Select and reproduce each line of the listing below that bears the string "icon".

* _ENTRIES PROVIDED_:
/---

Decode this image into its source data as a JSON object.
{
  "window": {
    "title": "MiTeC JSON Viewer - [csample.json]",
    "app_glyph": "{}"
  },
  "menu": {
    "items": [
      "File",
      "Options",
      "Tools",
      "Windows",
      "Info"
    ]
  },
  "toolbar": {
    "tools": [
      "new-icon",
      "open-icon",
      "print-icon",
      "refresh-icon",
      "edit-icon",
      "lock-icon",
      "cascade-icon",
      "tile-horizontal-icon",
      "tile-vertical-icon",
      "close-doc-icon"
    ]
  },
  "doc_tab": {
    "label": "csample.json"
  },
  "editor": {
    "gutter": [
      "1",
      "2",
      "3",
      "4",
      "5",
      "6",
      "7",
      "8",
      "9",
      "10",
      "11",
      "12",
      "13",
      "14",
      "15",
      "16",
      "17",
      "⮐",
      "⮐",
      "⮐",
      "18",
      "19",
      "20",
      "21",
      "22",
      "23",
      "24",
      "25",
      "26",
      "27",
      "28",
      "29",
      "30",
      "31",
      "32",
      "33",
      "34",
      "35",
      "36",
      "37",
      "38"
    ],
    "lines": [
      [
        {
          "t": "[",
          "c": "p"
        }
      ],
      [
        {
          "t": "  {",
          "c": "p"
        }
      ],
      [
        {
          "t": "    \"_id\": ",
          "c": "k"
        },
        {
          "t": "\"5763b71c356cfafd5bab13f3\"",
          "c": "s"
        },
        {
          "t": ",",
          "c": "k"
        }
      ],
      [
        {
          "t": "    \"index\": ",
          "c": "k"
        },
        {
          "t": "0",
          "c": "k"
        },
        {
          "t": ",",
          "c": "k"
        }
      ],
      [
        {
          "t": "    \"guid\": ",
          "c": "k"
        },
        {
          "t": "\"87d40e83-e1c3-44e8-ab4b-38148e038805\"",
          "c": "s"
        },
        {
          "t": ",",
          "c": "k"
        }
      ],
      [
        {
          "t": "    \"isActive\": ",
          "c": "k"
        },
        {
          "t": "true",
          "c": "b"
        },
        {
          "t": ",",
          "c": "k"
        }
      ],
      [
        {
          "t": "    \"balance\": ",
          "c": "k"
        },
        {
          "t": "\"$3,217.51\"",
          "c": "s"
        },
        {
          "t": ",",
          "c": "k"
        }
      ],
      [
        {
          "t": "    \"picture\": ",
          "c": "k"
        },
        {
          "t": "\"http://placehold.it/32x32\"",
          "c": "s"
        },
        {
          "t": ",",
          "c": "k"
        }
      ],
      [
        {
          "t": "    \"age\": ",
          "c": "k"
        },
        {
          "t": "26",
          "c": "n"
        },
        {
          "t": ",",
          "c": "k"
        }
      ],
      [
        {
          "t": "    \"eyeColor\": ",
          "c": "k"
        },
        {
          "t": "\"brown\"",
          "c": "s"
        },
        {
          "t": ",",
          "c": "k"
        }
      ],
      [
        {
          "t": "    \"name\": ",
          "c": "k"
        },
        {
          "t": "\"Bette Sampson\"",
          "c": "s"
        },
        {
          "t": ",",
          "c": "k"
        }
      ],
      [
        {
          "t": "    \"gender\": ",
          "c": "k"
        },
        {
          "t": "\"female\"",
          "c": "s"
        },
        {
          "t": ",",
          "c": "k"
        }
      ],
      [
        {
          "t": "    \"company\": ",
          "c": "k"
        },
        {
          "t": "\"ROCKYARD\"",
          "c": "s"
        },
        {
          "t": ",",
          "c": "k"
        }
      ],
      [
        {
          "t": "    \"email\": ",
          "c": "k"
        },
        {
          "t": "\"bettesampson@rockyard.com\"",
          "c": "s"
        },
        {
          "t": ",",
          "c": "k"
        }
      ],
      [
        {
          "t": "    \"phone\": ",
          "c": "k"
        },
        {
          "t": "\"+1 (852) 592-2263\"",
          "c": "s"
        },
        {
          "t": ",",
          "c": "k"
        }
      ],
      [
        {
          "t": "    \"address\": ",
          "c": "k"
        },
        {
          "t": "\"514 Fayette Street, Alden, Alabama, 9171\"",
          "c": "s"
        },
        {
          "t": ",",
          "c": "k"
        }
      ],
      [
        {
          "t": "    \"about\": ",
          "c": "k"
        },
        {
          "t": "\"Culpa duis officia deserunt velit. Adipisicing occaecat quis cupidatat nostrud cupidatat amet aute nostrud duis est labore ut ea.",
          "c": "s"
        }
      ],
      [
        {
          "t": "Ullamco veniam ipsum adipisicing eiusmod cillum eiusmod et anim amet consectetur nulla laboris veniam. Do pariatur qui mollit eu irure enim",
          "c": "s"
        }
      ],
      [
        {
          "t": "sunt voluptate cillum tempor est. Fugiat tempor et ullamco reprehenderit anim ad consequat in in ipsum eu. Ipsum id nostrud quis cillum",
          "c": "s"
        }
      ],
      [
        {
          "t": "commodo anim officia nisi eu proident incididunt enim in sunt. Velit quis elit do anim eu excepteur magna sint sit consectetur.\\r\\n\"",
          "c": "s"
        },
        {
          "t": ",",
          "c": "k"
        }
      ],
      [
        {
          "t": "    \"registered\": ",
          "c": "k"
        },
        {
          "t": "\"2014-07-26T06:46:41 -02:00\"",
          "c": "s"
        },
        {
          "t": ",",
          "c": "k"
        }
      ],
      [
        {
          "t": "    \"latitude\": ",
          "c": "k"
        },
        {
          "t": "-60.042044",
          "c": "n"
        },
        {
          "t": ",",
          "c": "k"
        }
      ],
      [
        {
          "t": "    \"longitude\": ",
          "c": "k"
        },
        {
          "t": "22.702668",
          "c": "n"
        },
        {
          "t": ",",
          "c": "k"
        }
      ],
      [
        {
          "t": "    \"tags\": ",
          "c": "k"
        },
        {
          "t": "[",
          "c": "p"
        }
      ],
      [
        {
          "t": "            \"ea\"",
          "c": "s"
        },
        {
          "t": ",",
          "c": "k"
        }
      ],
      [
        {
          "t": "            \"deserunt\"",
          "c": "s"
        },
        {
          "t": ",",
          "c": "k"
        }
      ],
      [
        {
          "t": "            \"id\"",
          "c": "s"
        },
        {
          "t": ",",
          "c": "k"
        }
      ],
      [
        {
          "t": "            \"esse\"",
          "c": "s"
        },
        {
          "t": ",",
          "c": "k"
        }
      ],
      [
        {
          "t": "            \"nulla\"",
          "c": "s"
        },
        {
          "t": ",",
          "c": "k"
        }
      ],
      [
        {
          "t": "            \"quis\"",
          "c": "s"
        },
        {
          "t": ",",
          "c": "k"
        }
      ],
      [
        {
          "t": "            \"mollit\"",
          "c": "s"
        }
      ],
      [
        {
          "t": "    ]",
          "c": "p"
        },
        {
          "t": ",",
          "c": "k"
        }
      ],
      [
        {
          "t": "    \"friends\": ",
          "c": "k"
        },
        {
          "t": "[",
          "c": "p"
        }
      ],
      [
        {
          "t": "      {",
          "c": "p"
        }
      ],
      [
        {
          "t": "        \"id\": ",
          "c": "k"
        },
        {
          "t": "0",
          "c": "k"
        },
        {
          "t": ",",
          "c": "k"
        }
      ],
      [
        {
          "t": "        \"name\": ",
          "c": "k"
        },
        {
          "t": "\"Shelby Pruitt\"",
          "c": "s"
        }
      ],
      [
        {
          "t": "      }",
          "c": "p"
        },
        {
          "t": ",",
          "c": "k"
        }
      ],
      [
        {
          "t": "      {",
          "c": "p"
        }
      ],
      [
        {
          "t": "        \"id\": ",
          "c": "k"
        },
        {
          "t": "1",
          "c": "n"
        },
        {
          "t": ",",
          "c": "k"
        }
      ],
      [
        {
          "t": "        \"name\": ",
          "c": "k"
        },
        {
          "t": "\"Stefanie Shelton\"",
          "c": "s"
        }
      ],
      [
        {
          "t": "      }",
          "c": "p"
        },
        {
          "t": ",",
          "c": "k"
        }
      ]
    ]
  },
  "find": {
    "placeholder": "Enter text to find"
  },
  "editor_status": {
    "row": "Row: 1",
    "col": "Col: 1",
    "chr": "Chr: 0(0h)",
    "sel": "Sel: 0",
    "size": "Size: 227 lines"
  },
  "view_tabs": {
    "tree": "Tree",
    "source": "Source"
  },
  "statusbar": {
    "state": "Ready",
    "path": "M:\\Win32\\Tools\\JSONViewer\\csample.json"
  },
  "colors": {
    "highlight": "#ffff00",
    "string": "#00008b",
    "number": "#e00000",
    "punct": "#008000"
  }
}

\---

* _TASK OUTPUT_:
      "new-icon",
      "open-icon",
      "print-icon",
      "refresh-icon",
      "edit-icon",
      "lock-icon",
      "cascade-icon",
      "tile-horizontal-icon",
      "tile-vertical-icon",
      "close-doc-icon"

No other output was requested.